of Pelelieu and Anguar. I don't know if the interisland flights have resumed, but
you can always take the slow "state boat" that runs between Koror and these
islands every few days. There are places to stay on the islands, but camping may be
easier, and permission to do so can be obtained from the state offices in Koror.
There are also quiet towns to stay at to the north in Babeldoab and on the northern atoll
of Kyangel, accessible only by boat (and with no real accommodations other than
Travel off-island is difficult and expensive. There are only two ways off: to
Guam or Manila. The most common exit is the daily 2:00 a.m. flight to Guam, or you
can catch the twice weekly morning flight to Manila. Expect to pay at least $100
each way, if not more.
What about getting a job afterwards?
Most clerks don't manage to land a job back in the states before their clerkship ends.
It may have gotten easier since I was there, but searching for job opportunities
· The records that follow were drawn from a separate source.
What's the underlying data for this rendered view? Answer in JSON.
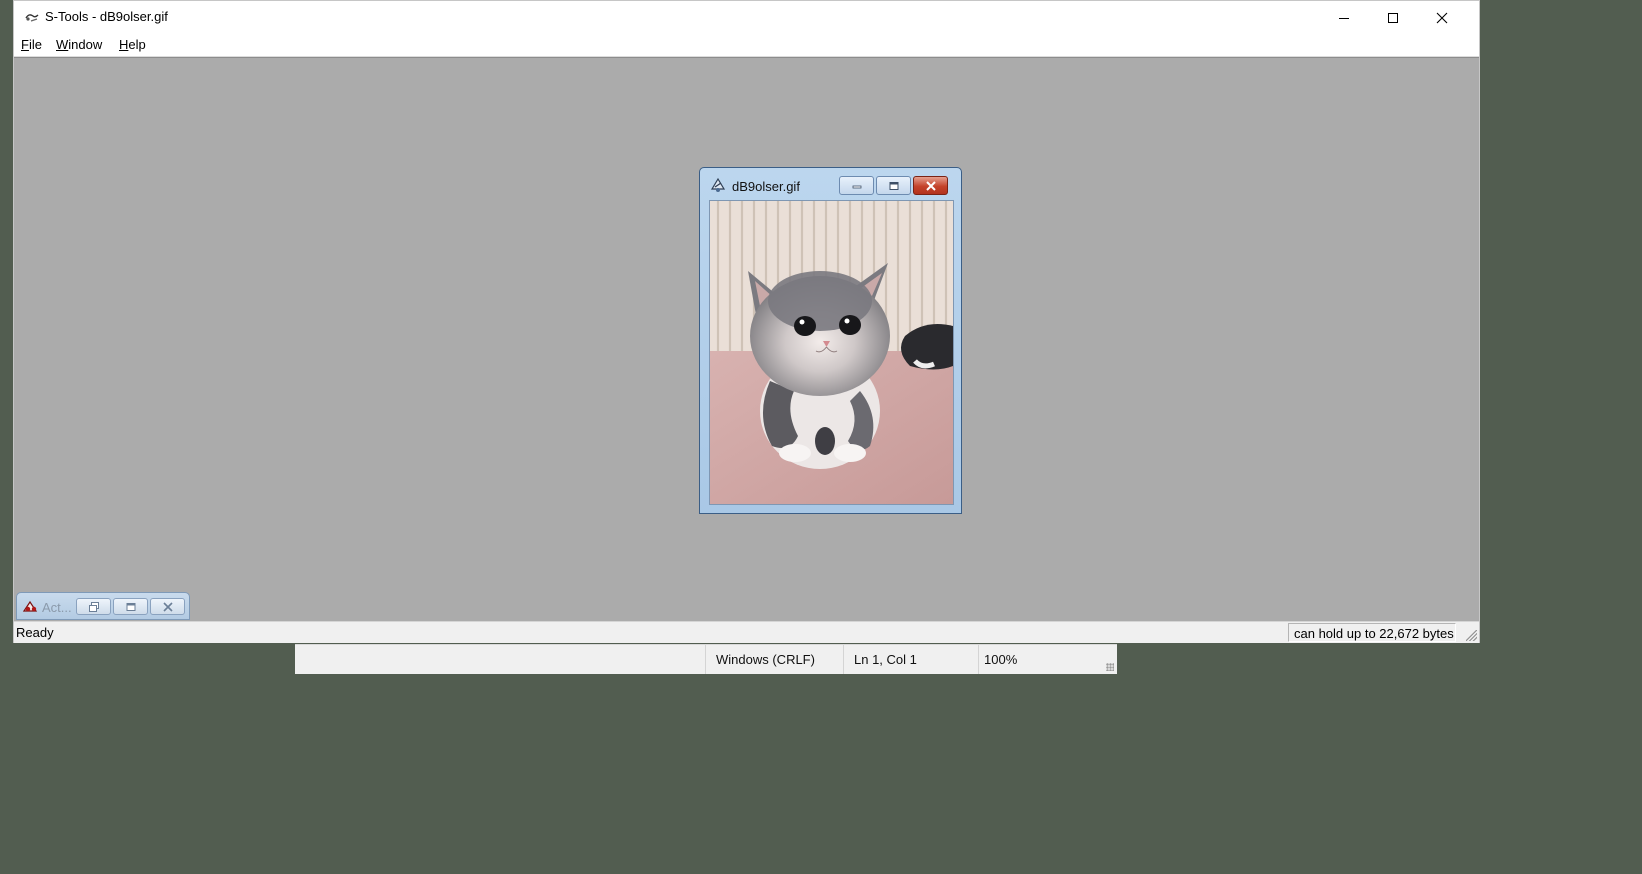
{
  "app": {
    "title": "S-Tools - dB9olser.gif",
    "icon": "stools-app-icon"
  },
  "window_controls": {
    "minimize": "minimize-icon",
    "maximize": "maximize-icon",
    "close": "close-icon"
  },
  "menu": {
    "items": [
      {
        "label": "File",
        "mnemonic": "F",
        "rest": "ile"
      },
      {
        "label": "Window",
        "mnemonic": "W",
        "rest": "indow"
      },
      {
        "label": "Help",
        "mnemonic": "H",
        "rest": "elp"
      }
    ]
  },
  "child_window": {
    "title": "dB9olser.gif",
    "icon": "stools-document-icon",
    "image": "grey-and-white kitten photo"
  },
  "minimized_window": {
    "title": "Act...",
    "icon": "stools-actions-icon"
  },
  "status": {
    "left": "Ready",
    "capacity": "can hold up to 22,672 bytes"
  },
  "background_status": {
    "line_ending": "Windows (CRLF)",
    "position": "Ln 1, Col 1",
    "zoom": "100%"
  },
  "colors": {
    "desktop": "#525d50",
    "mdi_background": "#ababab",
    "close_button": "#c4432b"
  }
}
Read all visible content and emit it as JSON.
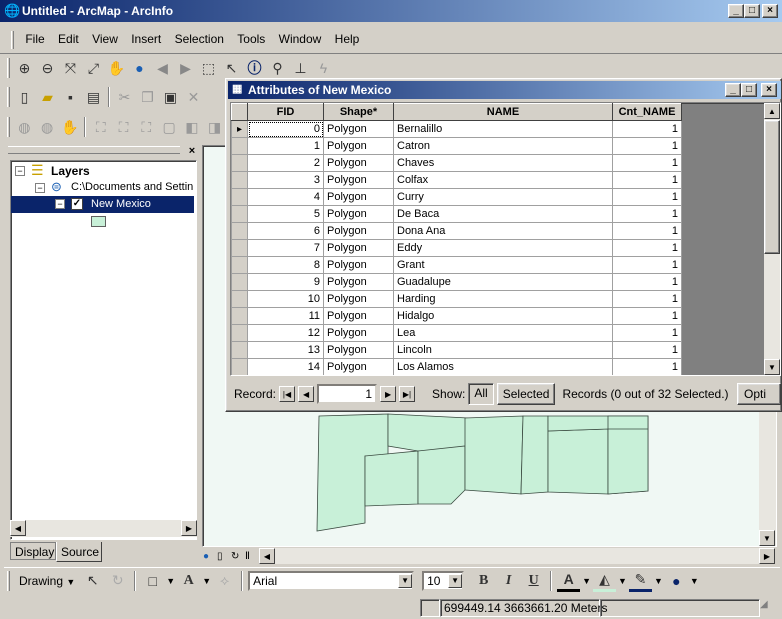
{
  "app": {
    "title": "Untitled - ArcMap - ArcInfo"
  },
  "menu": [
    "File",
    "Edit",
    "View",
    "Insert",
    "Selection",
    "Tools",
    "Window",
    "Help"
  ],
  "toc": {
    "root": "Layers",
    "source": "C:\\Documents and Settin",
    "layer": "New Mexico",
    "tabs": [
      "Display",
      "Source"
    ]
  },
  "attributes": {
    "title": "Attributes of New Mexico",
    "columns": [
      "FID",
      "Shape*",
      "NAME",
      "Cnt_NAME"
    ],
    "rows": [
      [
        "0",
        "Polygon",
        "Bernalillo",
        "1"
      ],
      [
        "1",
        "Polygon",
        "Catron",
        "1"
      ],
      [
        "2",
        "Polygon",
        "Chaves",
        "1"
      ],
      [
        "3",
        "Polygon",
        "Colfax",
        "1"
      ],
      [
        "4",
        "Polygon",
        "Curry",
        "1"
      ],
      [
        "5",
        "Polygon",
        "De Baca",
        "1"
      ],
      [
        "6",
        "Polygon",
        "Dona Ana",
        "1"
      ],
      [
        "7",
        "Polygon",
        "Eddy",
        "1"
      ],
      [
        "8",
        "Polygon",
        "Grant",
        "1"
      ],
      [
        "9",
        "Polygon",
        "Guadalupe",
        "1"
      ],
      [
        "10",
        "Polygon",
        "Harding",
        "1"
      ],
      [
        "11",
        "Polygon",
        "Hidalgo",
        "1"
      ],
      [
        "12",
        "Polygon",
        "Lea",
        "1"
      ],
      [
        "13",
        "Polygon",
        "Lincoln",
        "1"
      ],
      [
        "14",
        "Polygon",
        "Los Alamos",
        "1"
      ]
    ],
    "footer": {
      "record_label": "Record:",
      "record_value": "1",
      "show_label": "Show:",
      "all": "All",
      "selected": "Selected",
      "records_text": "Records (0 out of 32 Selected.)",
      "options": "Opti"
    }
  },
  "drawing": {
    "label": "Drawing",
    "font": "Arial",
    "size": "10",
    "bold": "B",
    "italic": "I",
    "underline": "U",
    "text_tool": "A"
  },
  "status": {
    "coords": "699449.14  3663661.20 Meters"
  },
  "colors": {
    "titlebar": "#0a246a",
    "selection": "#0a246a",
    "county_fill": "#c8f0d8"
  }
}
stateside and arranging interviews while living in Palau just didn't seem to work for most
people. Some people were able to arrange interviews for just after they returned,
but that's the exception, rather than the rule. Resolve to save enough money to get you
through a month or two worth of job-searching once you get home.
As for the resume effect of a Palau clerkship, it's hard for me to say. I've
stayed in the clerking game since I got back, and haven't seen how private employers
react. I used to think that having Palau on your resume would at least get you an
interview for curiosity's sake, but I can't say that empirically, that's true.
Based on what I've heard from friends, it seems that a stint in Palau is either
resume-neutral, or, in a few circumstances, a minor negative. Most employers will
probably find it interesting, but not especially beneficial. A few employers, mostly
high-strung, type-A firms, might see it as a frivolous waste of time that could be better
spent poring over documents and suing somebody's pants off. But if you're thinking
about clerking in Palau, you're probably not interested in that kind of job anyway.
Do you think I should do it?
It's hard to say. It's not for everyone. I had a great time there.
Some people I met were miserable. It's hard to say how someone will react to
it. If you're looking to just have an adventure and try something different just for
the hell of it, I'd say go. If you're convinced that you can put up with just about
anything for a year, you'll probably do fine. If you're thinking it'll be
intellectually stimulating, well, it might be, but then again, maybe not. Expats are
usually friendly towards newcomers, but they can also become cliquey and can leave people
feeling isolated and alone, so if you need to be part of the social scene to be happy,
think carefully. If you're afraid of tropical-sized insects, think twice.
Court housing is clean and of good quality, but ants, roaches, and various
crawly-leggy-flying things will show up in your house now and then no matter what.
If you're thinking "Hawaii," forget it. If it helps, think of it
this way: if Hawaii is the Pacific's version of New York City, Guam would be the Pacific's
version of, say, Cleveland, and Palau would be, say, Tulsa, Oklahoma. If you can't
picture yourself learning to like living in Tulsa, you probably shouldn't be considering